“It got to the stage when looking back on the videos that we made, they seemed a bit amateur. Obviously when we were making the videos we still had our full-time teaching obligations, and were trying to squeeze them in early in the morning before work and teaching all day and marking work in the evening.
“So the fund was brilliant. We have a former student of ours, Daniel Keeble, who is now the programmer for the site and it’s all coming together a lot more professionally now.”
Colin Hegarty met with David Cameron last November when he won award for the programme’s work.
The team vow to keep the videos free for all children from 8-17 to develop their maths skills, but have moulded it to make money too for their pitch.
“It will always be free for children. That’s the whole point. We feel that some children are at a disadvantage because those that come from more privileged backgrounds may be able to afford private maths tuition to give them an extra helping hand.
“But most children don’t have that option available to them. We want this to be their private tuition.
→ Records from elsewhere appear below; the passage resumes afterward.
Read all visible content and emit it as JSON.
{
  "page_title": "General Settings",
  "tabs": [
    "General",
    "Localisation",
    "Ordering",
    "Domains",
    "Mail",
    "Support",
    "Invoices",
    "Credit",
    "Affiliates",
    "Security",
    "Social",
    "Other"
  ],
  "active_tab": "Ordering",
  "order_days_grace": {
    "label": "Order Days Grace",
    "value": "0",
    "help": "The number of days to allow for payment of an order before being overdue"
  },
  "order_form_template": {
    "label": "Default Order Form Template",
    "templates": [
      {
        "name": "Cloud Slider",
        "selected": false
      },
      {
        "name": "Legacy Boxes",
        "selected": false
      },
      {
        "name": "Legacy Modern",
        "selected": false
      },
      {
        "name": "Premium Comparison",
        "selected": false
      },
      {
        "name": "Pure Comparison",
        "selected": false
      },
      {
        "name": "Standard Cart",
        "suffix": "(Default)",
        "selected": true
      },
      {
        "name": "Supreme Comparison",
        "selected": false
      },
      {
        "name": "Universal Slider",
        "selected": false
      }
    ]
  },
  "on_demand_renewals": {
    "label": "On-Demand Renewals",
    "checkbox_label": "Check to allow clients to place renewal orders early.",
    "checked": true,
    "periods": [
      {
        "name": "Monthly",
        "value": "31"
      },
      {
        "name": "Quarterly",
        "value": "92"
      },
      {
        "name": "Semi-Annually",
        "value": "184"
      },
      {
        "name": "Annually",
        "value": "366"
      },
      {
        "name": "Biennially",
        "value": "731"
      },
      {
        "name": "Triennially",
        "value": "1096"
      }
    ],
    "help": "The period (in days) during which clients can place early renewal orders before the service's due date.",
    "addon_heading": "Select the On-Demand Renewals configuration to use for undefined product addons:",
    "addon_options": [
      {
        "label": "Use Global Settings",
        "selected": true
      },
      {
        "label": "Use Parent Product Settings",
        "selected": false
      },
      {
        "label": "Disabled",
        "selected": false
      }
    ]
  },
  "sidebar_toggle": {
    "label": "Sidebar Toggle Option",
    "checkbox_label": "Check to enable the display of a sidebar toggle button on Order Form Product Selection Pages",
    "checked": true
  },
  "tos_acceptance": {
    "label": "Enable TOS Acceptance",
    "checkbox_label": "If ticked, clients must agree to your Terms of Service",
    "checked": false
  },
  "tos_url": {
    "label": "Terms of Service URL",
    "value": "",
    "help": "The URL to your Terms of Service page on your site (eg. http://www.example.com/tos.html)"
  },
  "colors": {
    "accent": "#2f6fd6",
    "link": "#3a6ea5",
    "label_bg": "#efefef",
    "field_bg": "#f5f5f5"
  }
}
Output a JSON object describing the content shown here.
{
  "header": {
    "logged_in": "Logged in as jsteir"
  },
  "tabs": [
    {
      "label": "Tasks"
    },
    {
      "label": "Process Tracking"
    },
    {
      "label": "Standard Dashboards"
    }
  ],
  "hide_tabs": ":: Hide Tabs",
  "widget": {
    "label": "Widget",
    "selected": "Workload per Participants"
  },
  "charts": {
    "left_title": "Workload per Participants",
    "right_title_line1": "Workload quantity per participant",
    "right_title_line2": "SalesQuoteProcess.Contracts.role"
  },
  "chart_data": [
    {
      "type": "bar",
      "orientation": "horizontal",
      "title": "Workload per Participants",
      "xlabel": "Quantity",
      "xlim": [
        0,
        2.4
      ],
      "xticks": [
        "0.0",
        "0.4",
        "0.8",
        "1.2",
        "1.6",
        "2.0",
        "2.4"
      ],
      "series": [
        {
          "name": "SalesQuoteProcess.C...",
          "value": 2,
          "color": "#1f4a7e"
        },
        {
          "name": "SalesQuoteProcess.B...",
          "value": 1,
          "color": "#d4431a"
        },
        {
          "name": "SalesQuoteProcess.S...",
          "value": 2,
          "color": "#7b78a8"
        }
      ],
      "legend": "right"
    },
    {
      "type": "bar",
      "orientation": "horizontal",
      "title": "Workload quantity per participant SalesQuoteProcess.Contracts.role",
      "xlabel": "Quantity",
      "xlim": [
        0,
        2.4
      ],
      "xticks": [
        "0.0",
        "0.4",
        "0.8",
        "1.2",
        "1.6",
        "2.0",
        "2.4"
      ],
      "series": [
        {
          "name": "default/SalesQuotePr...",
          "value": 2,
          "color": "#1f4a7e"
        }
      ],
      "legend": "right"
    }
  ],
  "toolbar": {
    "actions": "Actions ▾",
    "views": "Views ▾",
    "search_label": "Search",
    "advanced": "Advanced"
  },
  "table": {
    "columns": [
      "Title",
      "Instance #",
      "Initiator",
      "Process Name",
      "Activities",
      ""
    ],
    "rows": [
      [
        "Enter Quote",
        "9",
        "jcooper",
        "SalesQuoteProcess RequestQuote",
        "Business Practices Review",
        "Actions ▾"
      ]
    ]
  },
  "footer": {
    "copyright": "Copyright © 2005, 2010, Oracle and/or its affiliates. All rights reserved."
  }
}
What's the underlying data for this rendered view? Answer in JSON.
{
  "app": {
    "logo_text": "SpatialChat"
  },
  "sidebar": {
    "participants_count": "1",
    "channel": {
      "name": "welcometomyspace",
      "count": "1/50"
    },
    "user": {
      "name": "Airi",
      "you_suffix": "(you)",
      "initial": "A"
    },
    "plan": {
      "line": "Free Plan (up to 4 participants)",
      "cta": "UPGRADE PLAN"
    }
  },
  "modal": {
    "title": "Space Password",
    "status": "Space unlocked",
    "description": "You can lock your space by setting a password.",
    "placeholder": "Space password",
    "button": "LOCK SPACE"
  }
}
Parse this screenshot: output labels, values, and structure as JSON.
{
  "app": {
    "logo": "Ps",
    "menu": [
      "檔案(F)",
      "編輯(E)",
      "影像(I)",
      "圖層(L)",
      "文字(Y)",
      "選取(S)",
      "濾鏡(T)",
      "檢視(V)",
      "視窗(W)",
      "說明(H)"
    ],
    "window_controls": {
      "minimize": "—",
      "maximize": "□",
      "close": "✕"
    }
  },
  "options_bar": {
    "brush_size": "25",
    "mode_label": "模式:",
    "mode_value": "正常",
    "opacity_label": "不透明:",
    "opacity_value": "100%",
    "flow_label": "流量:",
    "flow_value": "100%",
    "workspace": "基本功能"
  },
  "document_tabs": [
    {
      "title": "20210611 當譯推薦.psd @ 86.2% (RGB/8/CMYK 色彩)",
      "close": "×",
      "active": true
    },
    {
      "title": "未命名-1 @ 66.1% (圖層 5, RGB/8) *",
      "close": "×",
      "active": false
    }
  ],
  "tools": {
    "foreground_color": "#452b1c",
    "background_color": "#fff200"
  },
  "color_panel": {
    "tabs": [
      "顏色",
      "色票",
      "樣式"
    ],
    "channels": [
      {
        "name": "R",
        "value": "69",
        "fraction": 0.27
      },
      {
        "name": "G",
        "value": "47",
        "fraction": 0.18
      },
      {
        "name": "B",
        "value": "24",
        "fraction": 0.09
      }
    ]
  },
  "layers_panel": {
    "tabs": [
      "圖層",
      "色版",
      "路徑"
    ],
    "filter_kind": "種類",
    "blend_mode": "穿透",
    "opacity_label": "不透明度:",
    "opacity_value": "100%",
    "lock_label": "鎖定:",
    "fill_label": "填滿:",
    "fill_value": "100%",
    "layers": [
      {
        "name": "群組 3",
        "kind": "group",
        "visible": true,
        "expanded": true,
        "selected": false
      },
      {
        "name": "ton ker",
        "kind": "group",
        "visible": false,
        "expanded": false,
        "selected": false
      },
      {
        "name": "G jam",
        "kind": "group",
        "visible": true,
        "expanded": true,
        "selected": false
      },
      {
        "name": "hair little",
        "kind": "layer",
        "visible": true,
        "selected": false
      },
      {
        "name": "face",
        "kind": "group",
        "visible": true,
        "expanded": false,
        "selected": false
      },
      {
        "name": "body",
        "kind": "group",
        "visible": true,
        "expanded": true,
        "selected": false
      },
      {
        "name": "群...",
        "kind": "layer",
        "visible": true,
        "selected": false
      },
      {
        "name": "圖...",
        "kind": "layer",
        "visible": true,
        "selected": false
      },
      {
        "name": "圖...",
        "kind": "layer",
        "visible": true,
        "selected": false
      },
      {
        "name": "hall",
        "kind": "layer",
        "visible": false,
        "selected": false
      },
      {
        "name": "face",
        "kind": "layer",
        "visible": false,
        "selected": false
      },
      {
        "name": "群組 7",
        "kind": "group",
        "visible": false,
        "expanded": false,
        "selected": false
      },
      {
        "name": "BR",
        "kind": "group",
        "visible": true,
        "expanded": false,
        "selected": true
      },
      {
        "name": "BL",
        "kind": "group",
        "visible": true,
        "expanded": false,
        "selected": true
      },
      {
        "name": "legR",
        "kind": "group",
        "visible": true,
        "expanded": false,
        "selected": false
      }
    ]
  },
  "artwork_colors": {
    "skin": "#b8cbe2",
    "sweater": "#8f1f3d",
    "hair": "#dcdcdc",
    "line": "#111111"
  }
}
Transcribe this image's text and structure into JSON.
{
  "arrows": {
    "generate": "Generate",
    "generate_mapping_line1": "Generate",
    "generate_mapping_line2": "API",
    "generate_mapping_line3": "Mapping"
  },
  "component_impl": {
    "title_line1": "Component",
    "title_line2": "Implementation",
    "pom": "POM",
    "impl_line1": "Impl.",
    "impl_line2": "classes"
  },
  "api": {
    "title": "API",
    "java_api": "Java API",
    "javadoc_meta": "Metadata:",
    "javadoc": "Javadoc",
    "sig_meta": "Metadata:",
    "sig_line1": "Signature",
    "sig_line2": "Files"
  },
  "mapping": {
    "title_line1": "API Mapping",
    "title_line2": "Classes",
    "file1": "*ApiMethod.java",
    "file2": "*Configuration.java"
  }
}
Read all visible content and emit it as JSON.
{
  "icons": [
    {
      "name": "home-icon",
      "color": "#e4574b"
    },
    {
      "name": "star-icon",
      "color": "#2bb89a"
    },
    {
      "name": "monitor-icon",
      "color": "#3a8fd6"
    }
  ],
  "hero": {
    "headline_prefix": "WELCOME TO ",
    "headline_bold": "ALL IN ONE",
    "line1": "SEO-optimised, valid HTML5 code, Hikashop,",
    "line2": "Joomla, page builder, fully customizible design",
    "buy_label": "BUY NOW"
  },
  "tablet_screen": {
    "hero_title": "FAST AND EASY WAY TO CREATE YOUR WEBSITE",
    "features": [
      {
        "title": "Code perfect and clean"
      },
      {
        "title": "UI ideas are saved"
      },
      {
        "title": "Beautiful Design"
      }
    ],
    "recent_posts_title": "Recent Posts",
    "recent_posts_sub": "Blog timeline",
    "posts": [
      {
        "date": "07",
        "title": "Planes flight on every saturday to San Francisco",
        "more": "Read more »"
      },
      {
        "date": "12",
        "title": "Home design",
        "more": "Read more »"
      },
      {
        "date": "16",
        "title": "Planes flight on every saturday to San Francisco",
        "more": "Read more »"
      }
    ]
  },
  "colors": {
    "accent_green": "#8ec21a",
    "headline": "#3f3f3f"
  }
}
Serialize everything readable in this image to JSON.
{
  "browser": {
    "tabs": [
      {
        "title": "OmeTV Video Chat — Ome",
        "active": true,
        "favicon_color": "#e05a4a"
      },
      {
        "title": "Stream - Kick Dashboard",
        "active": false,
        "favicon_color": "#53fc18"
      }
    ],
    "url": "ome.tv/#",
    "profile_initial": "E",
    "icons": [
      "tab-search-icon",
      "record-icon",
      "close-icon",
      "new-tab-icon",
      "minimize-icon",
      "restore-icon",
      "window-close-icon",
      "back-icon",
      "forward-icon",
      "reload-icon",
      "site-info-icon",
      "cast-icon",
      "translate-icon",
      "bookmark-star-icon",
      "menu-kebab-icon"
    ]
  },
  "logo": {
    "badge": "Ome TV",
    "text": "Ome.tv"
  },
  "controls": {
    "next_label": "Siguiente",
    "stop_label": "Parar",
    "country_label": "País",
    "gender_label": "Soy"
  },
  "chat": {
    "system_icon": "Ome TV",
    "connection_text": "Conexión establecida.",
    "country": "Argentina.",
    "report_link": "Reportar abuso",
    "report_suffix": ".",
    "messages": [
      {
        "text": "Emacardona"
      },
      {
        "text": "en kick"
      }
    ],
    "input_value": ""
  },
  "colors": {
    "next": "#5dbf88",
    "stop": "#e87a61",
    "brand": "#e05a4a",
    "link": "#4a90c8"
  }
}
“However, there will be some sort of option to have a subscription charge for schools and techers who want to access say worksheets or methods to use in their own classrooms. But the videos will always be free.”
When entering Virgin’s initiative there were three categories open to them to enter into; new things, start-up or growing.
“It wasn’t really new, so we went with start-up, because that’s what we’re doing really, starting it all up as a nationwide platform.
“We got a lot of votes over social media for the first round, and then the judges put us in through to the semi-finals.”
Now the team have to come in the top three in their category in order to get to the final where they will pitch to Sir Richard Branson himself and the chief executive of MumsNet at a live event in London where there is £1 million worth of prizes to be won.
“We would love to get that far. At the start of this round all votes were reset down to zero. We are top of the votes at the minute but the group just behind us are closing the gap slowly but surely.
“We know that the top three get through anyway, but we are just so passionate about this idea and campaign that it would be great to come through with the most votes from any of the categories just to really grab people’s attention.”
And are they nervous about having to pitch in front of Sir Richard himself?
“We have to get up and pitch in front of 30 teenagers everyday! Colin is great at that sort of stuff and really looking forward to it, and as we said we believe in the pitch too which helps!
“We also know that Sir Richard is quite a fan of division businesses and hopefully, apart from the fact that it is a free educational tool for children, will jump on that because it really divides up the private tuition industry!”
It’s a cause that the team are extremely passionate about and Brian says: “We have been overwhelmed by the support we have received so far but we’re not in the final yet. I know the Irish are brilliant for supporting our own so I need our people to rally around us and help us over the line. We their help we can make a massive difference to students lives in future.”
Voters, who are over 18 and live in the UK, also be entered into a prize draw to win £10,000 for themselves.